**What needs to be done:**
Where does the word "nenabler" show up in the records? Copy every line that has it.

[Saved entries]

*** Begin section ***

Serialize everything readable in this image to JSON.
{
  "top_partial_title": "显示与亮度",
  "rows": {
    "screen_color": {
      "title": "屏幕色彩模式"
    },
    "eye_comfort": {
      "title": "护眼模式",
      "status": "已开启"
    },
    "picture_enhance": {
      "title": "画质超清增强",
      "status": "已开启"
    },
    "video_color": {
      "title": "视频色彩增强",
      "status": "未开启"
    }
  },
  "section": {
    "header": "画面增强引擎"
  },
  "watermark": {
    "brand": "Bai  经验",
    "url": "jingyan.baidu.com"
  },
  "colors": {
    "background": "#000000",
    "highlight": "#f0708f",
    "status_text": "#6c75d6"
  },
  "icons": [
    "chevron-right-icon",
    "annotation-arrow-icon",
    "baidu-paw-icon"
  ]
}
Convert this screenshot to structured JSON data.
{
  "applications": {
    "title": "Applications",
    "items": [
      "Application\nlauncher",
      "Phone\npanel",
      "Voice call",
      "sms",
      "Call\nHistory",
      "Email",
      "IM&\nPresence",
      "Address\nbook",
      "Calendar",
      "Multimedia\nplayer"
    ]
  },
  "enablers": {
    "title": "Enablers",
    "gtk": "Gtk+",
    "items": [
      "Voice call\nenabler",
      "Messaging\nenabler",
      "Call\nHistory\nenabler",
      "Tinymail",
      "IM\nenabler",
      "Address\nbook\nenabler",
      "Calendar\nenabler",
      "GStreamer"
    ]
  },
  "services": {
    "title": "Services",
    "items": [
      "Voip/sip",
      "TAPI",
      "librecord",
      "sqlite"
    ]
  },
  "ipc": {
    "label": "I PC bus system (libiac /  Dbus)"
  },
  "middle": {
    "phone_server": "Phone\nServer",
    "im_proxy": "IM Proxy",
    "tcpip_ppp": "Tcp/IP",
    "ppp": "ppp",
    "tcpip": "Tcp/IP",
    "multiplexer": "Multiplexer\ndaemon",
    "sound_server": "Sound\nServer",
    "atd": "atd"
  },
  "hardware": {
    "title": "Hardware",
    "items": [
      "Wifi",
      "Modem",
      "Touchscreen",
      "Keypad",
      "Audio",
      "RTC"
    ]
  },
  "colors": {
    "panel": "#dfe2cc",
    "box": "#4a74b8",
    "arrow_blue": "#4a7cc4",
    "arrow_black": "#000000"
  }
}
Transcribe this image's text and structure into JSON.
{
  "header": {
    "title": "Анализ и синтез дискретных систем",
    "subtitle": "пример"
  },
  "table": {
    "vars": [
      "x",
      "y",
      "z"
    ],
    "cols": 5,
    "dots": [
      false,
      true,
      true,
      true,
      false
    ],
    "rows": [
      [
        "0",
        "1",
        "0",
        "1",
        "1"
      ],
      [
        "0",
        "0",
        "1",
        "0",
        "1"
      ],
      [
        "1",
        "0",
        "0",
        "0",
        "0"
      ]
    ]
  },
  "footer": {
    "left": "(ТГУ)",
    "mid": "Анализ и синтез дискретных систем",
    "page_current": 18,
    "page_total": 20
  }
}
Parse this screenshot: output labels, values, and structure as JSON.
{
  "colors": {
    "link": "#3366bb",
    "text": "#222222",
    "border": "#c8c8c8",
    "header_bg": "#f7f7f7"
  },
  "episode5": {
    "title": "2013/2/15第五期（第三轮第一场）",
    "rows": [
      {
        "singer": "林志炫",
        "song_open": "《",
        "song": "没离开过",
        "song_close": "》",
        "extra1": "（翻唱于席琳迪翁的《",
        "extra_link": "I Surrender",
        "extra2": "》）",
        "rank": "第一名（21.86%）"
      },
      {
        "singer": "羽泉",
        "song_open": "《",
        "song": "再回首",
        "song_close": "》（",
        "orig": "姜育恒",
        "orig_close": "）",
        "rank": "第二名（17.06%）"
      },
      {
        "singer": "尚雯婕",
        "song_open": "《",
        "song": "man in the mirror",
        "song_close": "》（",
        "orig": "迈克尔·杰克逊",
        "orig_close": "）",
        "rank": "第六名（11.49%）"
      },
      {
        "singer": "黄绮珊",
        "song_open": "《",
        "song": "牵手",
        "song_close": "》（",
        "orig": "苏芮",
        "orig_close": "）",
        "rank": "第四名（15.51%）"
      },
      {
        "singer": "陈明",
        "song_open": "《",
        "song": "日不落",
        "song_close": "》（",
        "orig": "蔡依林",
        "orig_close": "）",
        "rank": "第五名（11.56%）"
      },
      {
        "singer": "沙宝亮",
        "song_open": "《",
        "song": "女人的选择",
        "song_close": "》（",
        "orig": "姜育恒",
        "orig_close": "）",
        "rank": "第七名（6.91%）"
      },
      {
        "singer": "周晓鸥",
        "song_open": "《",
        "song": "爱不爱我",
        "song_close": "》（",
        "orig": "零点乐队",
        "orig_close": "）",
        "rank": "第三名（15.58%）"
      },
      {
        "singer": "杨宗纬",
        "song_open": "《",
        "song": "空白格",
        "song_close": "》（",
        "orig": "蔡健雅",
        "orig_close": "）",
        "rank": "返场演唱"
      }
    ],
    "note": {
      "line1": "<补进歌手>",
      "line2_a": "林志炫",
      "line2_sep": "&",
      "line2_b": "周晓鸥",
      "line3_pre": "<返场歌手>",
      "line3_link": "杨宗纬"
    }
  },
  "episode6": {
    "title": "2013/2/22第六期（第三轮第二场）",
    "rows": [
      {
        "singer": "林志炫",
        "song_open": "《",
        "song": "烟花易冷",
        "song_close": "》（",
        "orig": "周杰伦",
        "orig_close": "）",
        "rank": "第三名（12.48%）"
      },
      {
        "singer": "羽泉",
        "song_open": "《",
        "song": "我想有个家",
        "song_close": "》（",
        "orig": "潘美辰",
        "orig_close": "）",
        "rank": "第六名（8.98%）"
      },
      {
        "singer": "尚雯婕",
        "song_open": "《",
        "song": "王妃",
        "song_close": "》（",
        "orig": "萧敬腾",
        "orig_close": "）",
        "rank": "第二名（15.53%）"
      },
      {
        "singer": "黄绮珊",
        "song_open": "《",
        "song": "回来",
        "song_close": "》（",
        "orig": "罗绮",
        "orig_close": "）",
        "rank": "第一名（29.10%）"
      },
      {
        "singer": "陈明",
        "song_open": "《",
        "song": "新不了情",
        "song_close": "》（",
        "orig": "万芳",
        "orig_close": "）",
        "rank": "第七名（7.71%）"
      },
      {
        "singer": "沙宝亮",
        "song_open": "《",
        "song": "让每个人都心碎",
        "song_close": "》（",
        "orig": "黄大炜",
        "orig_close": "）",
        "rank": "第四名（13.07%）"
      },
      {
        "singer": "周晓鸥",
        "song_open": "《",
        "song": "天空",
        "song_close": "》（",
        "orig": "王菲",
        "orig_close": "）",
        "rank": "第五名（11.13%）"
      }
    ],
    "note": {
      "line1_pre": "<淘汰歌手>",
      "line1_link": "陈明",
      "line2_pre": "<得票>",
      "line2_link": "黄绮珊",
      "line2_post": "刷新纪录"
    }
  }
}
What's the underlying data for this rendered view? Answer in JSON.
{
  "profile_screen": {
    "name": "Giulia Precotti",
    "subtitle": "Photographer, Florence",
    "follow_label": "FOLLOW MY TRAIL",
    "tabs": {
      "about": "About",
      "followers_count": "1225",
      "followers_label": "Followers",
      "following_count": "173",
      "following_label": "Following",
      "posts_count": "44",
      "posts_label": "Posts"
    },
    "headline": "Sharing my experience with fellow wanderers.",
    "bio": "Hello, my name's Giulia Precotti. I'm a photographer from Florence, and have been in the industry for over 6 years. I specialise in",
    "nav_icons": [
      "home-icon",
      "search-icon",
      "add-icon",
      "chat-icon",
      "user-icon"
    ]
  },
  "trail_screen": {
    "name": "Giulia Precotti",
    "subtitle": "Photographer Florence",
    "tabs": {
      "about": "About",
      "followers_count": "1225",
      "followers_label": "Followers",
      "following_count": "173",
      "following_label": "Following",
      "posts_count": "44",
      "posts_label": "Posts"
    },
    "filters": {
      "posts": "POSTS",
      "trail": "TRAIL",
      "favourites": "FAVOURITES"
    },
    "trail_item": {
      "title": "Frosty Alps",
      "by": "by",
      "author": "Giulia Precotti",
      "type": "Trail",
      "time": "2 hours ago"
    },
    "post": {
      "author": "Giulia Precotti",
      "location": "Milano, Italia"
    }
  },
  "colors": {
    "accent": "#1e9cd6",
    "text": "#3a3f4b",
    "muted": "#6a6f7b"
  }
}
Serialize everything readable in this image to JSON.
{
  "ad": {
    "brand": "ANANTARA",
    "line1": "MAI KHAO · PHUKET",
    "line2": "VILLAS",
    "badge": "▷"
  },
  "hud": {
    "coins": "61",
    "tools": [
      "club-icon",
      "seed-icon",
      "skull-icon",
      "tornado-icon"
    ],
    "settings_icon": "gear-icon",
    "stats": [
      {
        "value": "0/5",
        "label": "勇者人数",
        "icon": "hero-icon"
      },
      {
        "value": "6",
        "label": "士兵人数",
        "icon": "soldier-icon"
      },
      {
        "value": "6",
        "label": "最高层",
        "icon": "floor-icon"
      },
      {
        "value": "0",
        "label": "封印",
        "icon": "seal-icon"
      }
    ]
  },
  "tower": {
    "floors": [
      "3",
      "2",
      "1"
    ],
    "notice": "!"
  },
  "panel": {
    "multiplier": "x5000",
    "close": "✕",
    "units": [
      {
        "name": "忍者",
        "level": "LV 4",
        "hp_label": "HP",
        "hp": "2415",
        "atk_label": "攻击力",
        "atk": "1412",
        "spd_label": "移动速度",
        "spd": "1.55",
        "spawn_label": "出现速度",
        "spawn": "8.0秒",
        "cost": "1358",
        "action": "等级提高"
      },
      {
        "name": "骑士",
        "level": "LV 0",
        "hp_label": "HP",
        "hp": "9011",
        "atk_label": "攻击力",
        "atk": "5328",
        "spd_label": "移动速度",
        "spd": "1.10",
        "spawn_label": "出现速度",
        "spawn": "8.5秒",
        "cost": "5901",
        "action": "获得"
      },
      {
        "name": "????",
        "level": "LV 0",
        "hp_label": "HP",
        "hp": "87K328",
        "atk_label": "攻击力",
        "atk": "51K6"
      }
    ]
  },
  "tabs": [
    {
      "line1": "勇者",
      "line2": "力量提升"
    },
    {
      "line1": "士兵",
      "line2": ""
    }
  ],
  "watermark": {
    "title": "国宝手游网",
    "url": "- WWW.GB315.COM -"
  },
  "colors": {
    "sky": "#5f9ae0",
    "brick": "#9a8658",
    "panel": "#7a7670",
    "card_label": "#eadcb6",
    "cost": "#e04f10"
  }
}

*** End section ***

**Task response:**
      "Voice call\nenabler",
      "Messaging\nenabler",
      "Call\nHistory\nenabler",
      "IM\nenabler",
      "Address\nbook\nenabler",
      "Calendar\nenabler",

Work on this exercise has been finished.